___ Data for this exercise
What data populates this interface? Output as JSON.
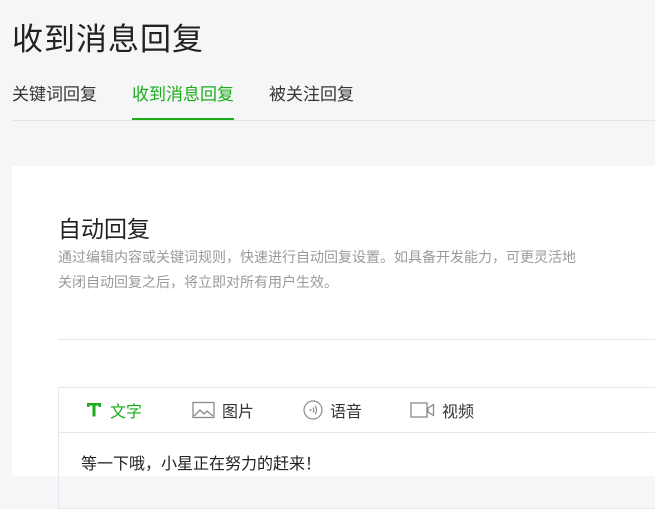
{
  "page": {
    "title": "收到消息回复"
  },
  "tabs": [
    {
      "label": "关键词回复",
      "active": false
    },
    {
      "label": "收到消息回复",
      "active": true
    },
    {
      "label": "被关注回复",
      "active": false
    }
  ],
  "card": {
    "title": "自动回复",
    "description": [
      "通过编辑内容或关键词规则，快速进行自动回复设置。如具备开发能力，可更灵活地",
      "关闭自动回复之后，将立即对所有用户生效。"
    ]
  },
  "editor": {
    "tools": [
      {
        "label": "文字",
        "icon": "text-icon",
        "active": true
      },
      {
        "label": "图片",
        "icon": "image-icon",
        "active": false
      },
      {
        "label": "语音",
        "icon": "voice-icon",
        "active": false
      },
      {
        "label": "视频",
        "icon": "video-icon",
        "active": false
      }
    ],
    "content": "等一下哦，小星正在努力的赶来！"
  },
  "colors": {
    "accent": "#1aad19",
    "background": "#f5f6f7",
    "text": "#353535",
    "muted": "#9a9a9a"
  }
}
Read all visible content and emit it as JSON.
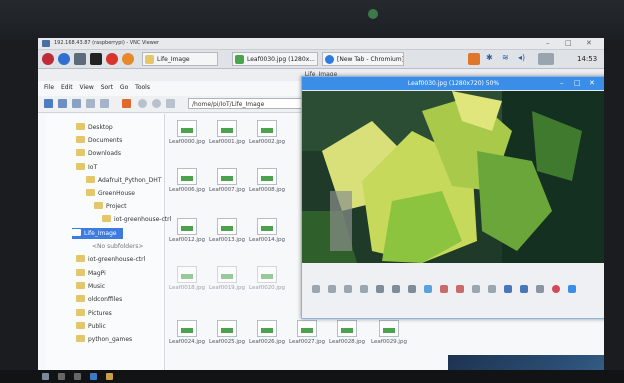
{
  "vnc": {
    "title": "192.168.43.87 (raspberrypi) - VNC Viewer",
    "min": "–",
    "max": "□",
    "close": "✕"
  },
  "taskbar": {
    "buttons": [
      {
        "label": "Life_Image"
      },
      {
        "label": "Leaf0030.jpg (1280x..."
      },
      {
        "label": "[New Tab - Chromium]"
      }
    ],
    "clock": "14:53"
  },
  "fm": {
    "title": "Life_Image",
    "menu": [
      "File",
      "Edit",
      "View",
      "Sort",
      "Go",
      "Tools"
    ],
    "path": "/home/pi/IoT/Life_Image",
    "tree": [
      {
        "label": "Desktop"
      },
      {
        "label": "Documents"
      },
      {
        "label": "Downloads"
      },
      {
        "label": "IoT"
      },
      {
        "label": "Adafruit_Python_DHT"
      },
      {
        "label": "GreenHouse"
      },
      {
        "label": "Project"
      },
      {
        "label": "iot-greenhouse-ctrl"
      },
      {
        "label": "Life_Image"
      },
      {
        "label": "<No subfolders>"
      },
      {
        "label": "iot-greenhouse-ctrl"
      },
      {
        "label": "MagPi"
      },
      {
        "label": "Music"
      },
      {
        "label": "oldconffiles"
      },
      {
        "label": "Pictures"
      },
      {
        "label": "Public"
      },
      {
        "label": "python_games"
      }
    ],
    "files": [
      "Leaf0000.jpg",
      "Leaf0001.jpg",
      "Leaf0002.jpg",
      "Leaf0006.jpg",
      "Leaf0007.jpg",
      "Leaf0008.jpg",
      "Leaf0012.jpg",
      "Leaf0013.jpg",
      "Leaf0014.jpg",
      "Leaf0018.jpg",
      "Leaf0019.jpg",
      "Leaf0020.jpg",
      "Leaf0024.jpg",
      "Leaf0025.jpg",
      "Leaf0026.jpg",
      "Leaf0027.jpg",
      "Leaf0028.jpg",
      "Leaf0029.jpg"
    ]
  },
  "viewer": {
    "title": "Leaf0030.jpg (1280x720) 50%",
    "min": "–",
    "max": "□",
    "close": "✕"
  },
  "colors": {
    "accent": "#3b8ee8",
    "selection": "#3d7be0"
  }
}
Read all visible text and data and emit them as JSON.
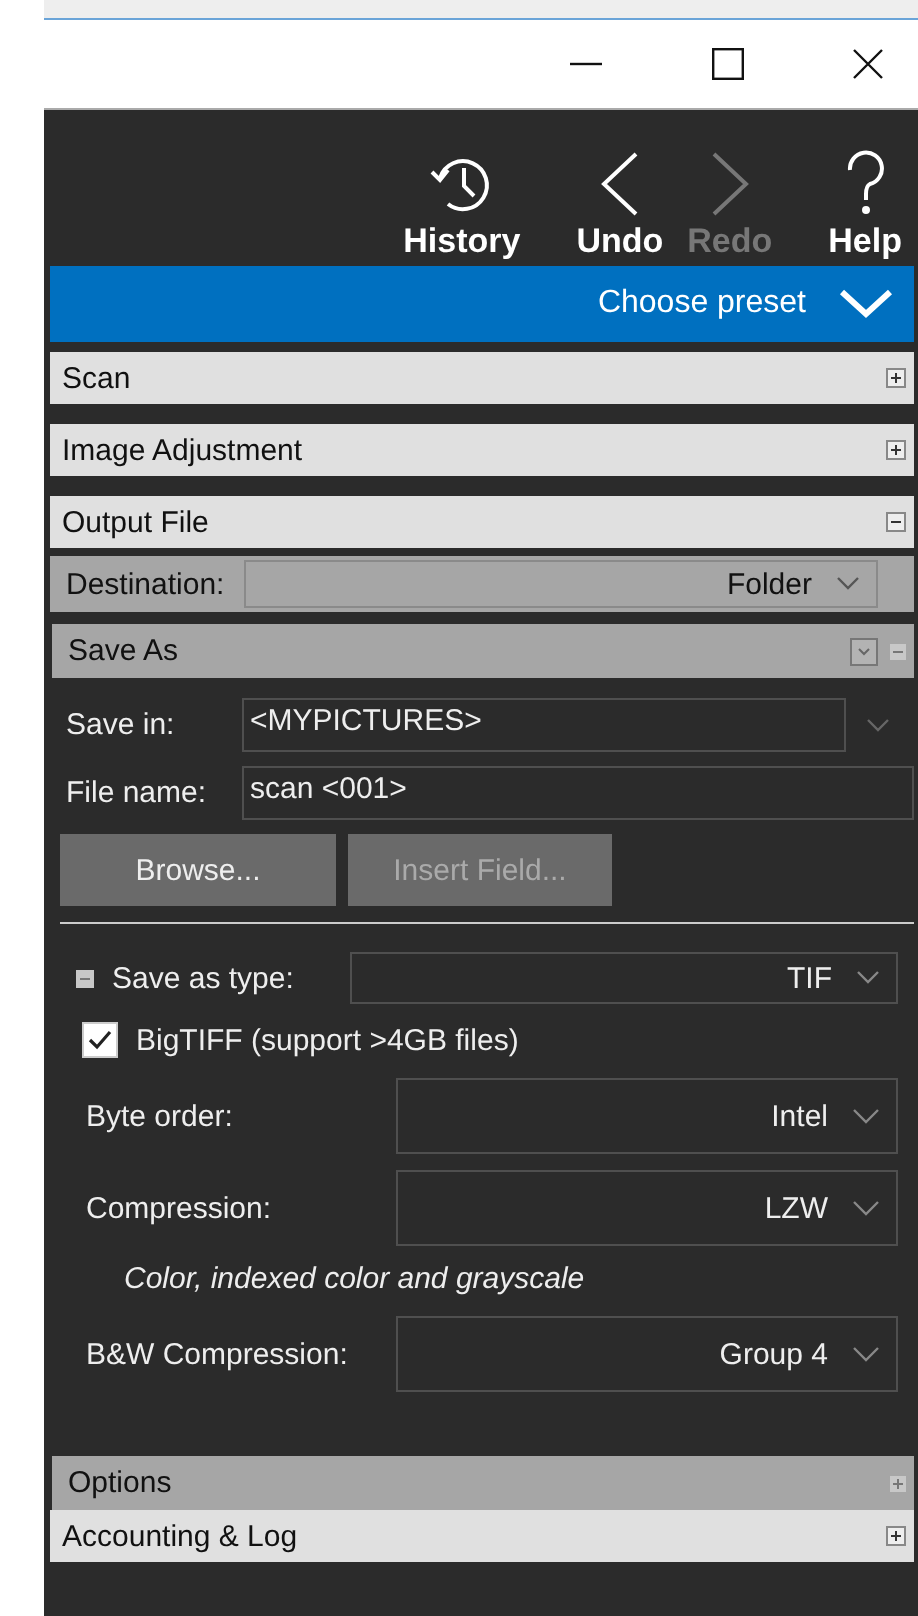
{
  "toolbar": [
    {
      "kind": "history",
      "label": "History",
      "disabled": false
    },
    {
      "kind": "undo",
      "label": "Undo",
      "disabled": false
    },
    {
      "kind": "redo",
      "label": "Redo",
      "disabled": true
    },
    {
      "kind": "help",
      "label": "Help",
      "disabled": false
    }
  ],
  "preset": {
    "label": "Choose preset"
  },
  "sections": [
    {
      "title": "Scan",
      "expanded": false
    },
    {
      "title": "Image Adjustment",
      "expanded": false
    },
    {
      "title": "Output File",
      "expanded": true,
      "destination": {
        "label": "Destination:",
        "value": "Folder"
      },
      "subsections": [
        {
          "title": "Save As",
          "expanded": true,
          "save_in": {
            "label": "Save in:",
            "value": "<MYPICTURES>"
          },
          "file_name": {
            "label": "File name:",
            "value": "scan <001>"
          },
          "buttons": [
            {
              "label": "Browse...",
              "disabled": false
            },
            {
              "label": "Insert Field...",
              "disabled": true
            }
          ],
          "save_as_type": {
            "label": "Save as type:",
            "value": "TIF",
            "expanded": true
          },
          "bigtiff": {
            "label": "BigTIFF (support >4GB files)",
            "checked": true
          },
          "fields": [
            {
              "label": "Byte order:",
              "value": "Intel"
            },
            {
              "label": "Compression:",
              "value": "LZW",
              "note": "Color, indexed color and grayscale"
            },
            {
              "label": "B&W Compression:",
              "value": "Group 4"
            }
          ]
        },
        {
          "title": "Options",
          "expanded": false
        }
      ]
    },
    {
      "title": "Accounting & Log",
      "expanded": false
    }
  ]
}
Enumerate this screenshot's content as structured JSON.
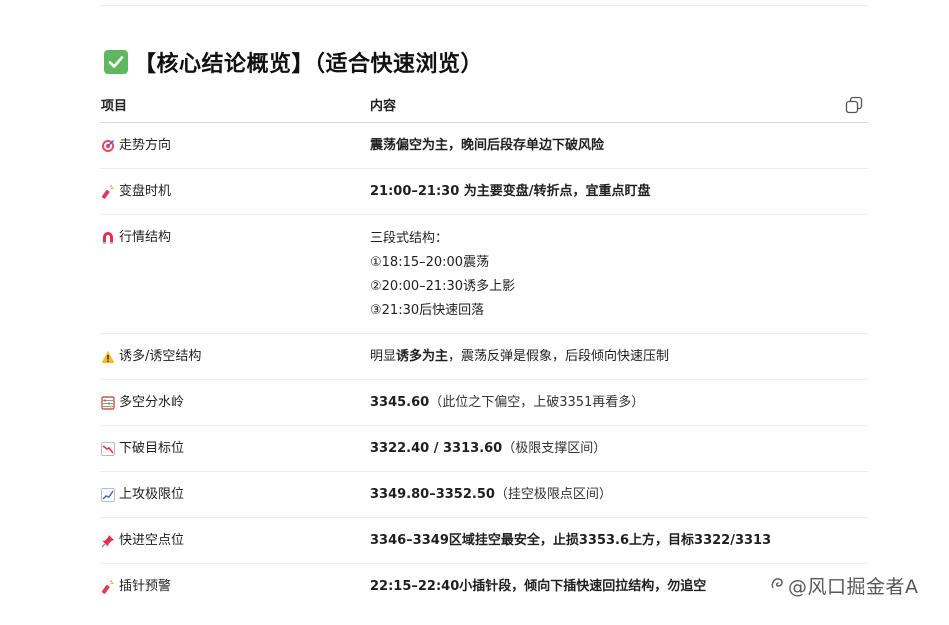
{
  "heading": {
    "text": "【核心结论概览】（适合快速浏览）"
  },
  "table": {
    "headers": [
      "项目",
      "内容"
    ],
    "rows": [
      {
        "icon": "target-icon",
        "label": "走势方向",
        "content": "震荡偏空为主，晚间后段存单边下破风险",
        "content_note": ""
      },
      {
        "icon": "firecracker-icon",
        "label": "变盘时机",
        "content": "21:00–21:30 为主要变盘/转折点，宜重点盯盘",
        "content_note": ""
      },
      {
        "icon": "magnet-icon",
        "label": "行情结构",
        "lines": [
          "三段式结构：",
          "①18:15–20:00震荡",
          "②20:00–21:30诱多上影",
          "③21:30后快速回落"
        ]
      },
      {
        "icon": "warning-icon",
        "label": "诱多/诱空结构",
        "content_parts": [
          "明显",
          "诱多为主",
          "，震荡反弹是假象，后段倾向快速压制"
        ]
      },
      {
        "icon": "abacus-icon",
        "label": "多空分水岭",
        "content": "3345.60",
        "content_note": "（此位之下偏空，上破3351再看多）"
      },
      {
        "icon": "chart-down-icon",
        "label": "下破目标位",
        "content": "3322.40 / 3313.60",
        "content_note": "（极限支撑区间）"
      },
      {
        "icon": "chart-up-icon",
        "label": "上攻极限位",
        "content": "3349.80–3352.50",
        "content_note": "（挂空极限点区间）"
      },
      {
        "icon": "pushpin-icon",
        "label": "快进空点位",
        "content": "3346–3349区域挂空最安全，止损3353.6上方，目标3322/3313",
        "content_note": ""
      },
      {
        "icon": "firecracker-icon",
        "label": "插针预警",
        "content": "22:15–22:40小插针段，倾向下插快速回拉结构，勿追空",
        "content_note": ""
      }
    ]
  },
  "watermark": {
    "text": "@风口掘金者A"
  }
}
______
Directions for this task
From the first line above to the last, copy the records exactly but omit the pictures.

Response for this exercise
What data populates this interface? Output as JSON.
{
  "page": {
    "title": "收到消息回复"
  },
  "tabs": [
    {
      "label": "关键词回复",
      "active": false
    },
    {
      "label": "收到消息回复",
      "active": true
    },
    {
      "label": "被关注回复",
      "active": false
    }
  ],
  "card": {
    "title": "自动回复",
    "description": [
      "通过编辑内容或关键词规则，快速进行自动回复设置。如具备开发能力，可更灵活地",
      "关闭自动回复之后，将立即对所有用户生效。"
    ]
  },
  "editor": {
    "tools": [
      {
        "label": "文字",
        "icon": "text-icon",
        "active": true
      },
      {
        "label": "图片",
        "icon": "image-icon",
        "active": false
      },
      {
        "label": "语音",
        "icon": "voice-icon",
        "active": false
      },
      {
        "label": "视频",
        "icon": "video-icon",
        "active": false
      }
    ],
    "content": "等一下哦，小星正在努力的赶来！"
  },
  "colors": {
    "accent": "#1aad19",
    "background": "#f5f6f7",
    "text": "#353535",
    "muted": "#9a9a9a"
  }
}
Read all visible content and emit it as JSON.
{
  "vnc": {
    "title": "192.168.43.87 (raspberrypi) - VNC Viewer",
    "min": "–",
    "max": "□",
    "close": "✕"
  },
  "taskbar": {
    "buttons": [
      {
        "label": "Life_Image"
      },
      {
        "label": "Leaf0030.jpg (1280x..."
      },
      {
        "label": "[New Tab - Chromium]"
      }
    ],
    "clock": "14:53"
  },
  "fm": {
    "title": "Life_Image",
    "menu": [
      "File",
      "Edit",
      "View",
      "Sort",
      "Go",
      "Tools"
    ],
    "path": "/home/pi/IoT/Life_Image",
    "tree": [
      {
        "label": "Desktop"
      },
      {
        "label": "Documents"
      },
      {
        "label": "Downloads"
      },
      {
        "label": "IoT"
      },
      {
        "label": "Adafruit_Python_DHT"
      },
      {
        "label": "GreenHouse"
      },
      {
        "label": "Project"
      },
      {
        "label": "iot-greenhouse-ctrl"
      },
      {
        "label": "Life_Image"
      },
      {
        "label": "<No subfolders>"
      },
      {
        "label": "iot-greenhouse-ctrl"
      },
      {
        "label": "MagPi"
      },
      {
        "label": "Music"
      },
      {
        "label": "oldconffiles"
      },
      {
        "label": "Pictures"
      },
      {
        "label": "Public"
      },
      {
        "label": "python_games"
      }
    ],
    "files": [
      "Leaf0000.jpg",
      "Leaf0001.jpg",
      "Leaf0002.jpg",
      "Leaf0006.jpg",
      "Leaf0007.jpg",
      "Leaf0008.jpg",
      "Leaf0012.jpg",
      "Leaf0013.jpg",
      "Leaf0014.jpg",
      "Leaf0018.jpg",
      "Leaf0019.jpg",
      "Leaf0020.jpg",
      "Leaf0024.jpg",
      "Leaf0025.jpg",
      "Leaf0026.jpg",
      "Leaf0027.jpg",
      "Leaf0028.jpg",
      "Leaf0029.jpg"
    ]
  },
  "viewer": {
    "title": "Leaf0030.jpg (1280x720) 50%",
    "min": "–",
    "max": "□",
    "close": "✕"
  },
  "colors": {
    "accent": "#3b8ee8",
    "selection": "#3d7be0"
  }
}
Read all visible text and data and emit them as JSON.
{
  "toolbar": [
    {
      "kind": "history",
      "label": "History",
      "disabled": false
    },
    {
      "kind": "undo",
      "label": "Undo",
      "disabled": false
    },
    {
      "kind": "redo",
      "label": "Redo",
      "disabled": true
    },
    {
      "kind": "help",
      "label": "Help",
      "disabled": false
    }
  ],
  "preset": {
    "label": "Choose preset"
  },
  "sections": [
    {
      "title": "Scan",
      "expanded": false
    },
    {
      "title": "Image Adjustment",
      "expanded": false
    },
    {
      "title": "Output File",
      "expanded": true,
      "destination": {
        "label": "Destination:",
        "value": "Folder"
      },
      "subsections": [
        {
          "title": "Save As",
          "expanded": true,
          "save_in": {
            "label": "Save in:",
            "value": "<MYPICTURES>"
          },
          "file_name": {
            "label": "File name:",
            "value": "scan <001>"
          },
          "buttons": [
            {
              "label": "Browse...",
              "disabled": false
            },
            {
              "label": "Insert Field...",
              "disabled": true
            }
          ],
          "save_as_type": {
            "label": "Save as type:",
            "value": "TIF",
            "expanded": true
          },
          "bigtiff": {
            "label": "BigTIFF (support >4GB files)",
            "checked": true
          },
          "fields": [
            {
              "label": "Byte order:",
              "value": "Intel"
            },
            {
              "label": "Compression:",
              "value": "LZW",
              "note": "Color, indexed color and grayscale"
            },
            {
              "label": "B&W Compression:",
              "value": "Group 4"
            }
          ]
        },
        {
          "title": "Options",
          "expanded": false
        }
      ]
    },
    {
      "title": "Accounting & Log",
      "expanded": false
    }
  ]
}
Enumerate this screenshot's content as structured JSON.
{
  "heading": {
    "text": "【核心结论概览】（适合快速浏览）"
  },
  "table": {
    "headers": [
      "项目",
      "内容"
    ],
    "rows": [
      {
        "icon": "target-icon",
        "label": "走势方向",
        "content": "震荡偏空为主，晚间后段存单边下破风险",
        "content_note": ""
      },
      {
        "icon": "firecracker-icon",
        "label": "变盘时机",
        "content": "21:00–21:30 为主要变盘/转折点，宜重点盯盘",
        "content_note": ""
      },
      {
        "icon": "magnet-icon",
        "label": "行情结构",
        "lines": [
          "三段式结构：",
          "①18:15–20:00震荡",
          "②20:00–21:30诱多上影",
          "③21:30后快速回落"
        ]
      },
      {
        "icon": "warning-icon",
        "label": "诱多/诱空结构",
        "content_parts": [
          "明显",
          "诱多为主",
          "，震荡反弹是假象，后段倾向快速压制"
        ]
      },
      {
        "icon": "abacus-icon",
        "label": "多空分水岭",
        "content": "3345.60",
        "content_note": "（此位之下偏空，上破3351再看多）"
      },
      {
        "icon": "chart-down-icon",
        "label": "下破目标位",
        "content": "3322.40 / 3313.60",
        "content_note": "（极限支撑区间）"
      },
      {
        "icon": "chart-up-icon",
        "label": "上攻极限位",
        "content": "3349.80–3352.50",
        "content_note": "（挂空极限点区间）"
      },
      {
        "icon": "pushpin-icon",
        "label": "快进空点位",
        "content": "3346–3349区域挂空最安全，止损3353.6上方，目标3322/3313",
        "content_note": ""
      },
      {
        "icon": "firecracker-icon",
        "label": "插针预警",
        "content": "22:15–22:40小插针段，倾向下插快速回拉结构，勿追空",
        "content_note": ""
      }
    ]
  },
  "watermark": {
    "text": "@风口掘金者A"
  }
}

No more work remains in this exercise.